Heirs to the Heir to Blair?

I supposed for a long time that the end of the Conservative party as an electoral force would look something like this: an election defeat to Labour attributable to votes being taken by UKIP is misattributed to a failure to woo Labour voters, the party moves further left and loses its purpose entirely. The Cameroons do not believe that a move to the right is capable of garnering more voters than sticking to the centre ground. They do not believe this from pragmatism, as they would have it, but for ideological reasons. They do not believe that there are a large number of nationalistic traditionalists in Britain because they do not want to – the thought disturbs them. Instead they tell themselves that a breakthrough in Grimsby or Hull is only another social reform away, and so they reform and they lose their own voters and gain no new ones.
For the first time, I am now questioning this verdict. The intellectual hollowness of the Cameroons is something which has been exposed within the parliamentary party. The deal with the Devil struck by backbench Tories, swapping their principles for those of New Labour on the basis the recommendation of a small cadre of reformers, was made on the premise that those reformers knew what they were doing, that they represented the brightest and best of the party. This has now been exposed as a fraud – the party could not win the last election and will not win the next one, foreign policy is in a state of disarray, the national debt has more than doubled and education reform is in limbo at the last. The voice of the reformers come the next leadership election will be a quiet one.

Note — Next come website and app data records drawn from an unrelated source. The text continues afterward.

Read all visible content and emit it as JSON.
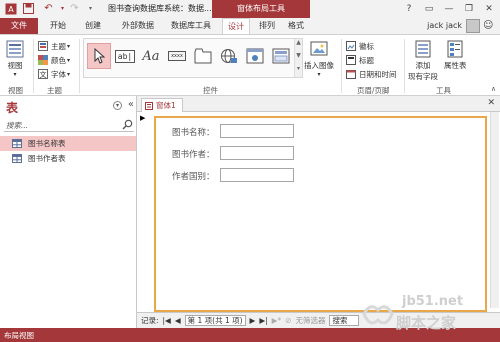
{
  "titlebar": {
    "title": "图书查询数据库系统：数据...",
    "tool_header": "窗体布局工具"
  },
  "tabs": {
    "file": "文件",
    "home": "开始",
    "create": "创建",
    "external": "外部数据",
    "dbtools": "数据库工具",
    "design": "设计",
    "arrange": "排列",
    "format": "格式",
    "user": "jack jack"
  },
  "ribbon": {
    "view": {
      "view_btn": "视图",
      "group": "视图"
    },
    "theme": {
      "themes": "主题",
      "colors": "颜色",
      "fonts": "字体",
      "group": "主题"
    },
    "controls": {
      "insert_image": "插入图像",
      "group": "控件",
      "textbox": "ab|",
      "label": "Aa",
      "button": "xxxx"
    },
    "header_footer": {
      "logo": "徽标",
      "title": "标题",
      "datetime": "日期和时间",
      "group": "页眉/页脚"
    },
    "tools": {
      "add_fields_line1": "添加",
      "add_fields_line2": "现有字段",
      "property_sheet": "属性表",
      "group": "工具"
    }
  },
  "nav": {
    "title": "表",
    "search_placeholder": "搜索...",
    "items": [
      {
        "label": "图书名称表",
        "selected": true
      },
      {
        "label": "图书作者表",
        "selected": false
      }
    ]
  },
  "document": {
    "tab": "窗体1",
    "fields": [
      {
        "label": "图书名称：",
        "value": ""
      },
      {
        "label": "图书作者：",
        "value": ""
      },
      {
        "label": "作者国别：",
        "value": ""
      }
    ]
  },
  "record_nav": {
    "label": "记录:",
    "position": "第 1 项(共 1 项)",
    "filter": "无筛选器",
    "search": "搜索"
  },
  "status": {
    "text": "布局视图"
  },
  "watermark": {
    "url": "jb51.net",
    "cn": "脚本之家"
  },
  "colors": {
    "accent": "#a4373a",
    "selection": "#f4c6c6",
    "layout_border": "#e8a84a"
  }
}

The problem the Conservatives have is and has always been one of personality. The quivering lip and gratuitous emoting of Tony Blair was an embarrassment when set against the gravity of the great office he held – even so, he was a man of his time and he matched the emotional incontinence of Britain in the Diana era. The Tories have been seeking to emulate this strange man ever since, and have hit upon a solution in Mr Cameron who has all of Mr Blair’s emotional insincerity and nothing of his everyman appeal. They are still perceived as the party of the posh but without the virtue of being sincere in their convictions. The next leader will need to combine conviction with a telegenic face and a tough pragmatism largely forgotten by the existing party if they are to be successful – it is a measure of the times that the party will instead probably rise to acclaim the immensely silly Mayor of London or the Chancellor, a man who has failed on austerity, the yardstick he himself set as his measure.
By-elections are always more about the losers – there will be an earthquake on the British right after Clacton declares, and I suspect that it is the Conservative party which will see its foundations damaged badly by the tremors.

Image credits: painting; thin ice; Tony Blair.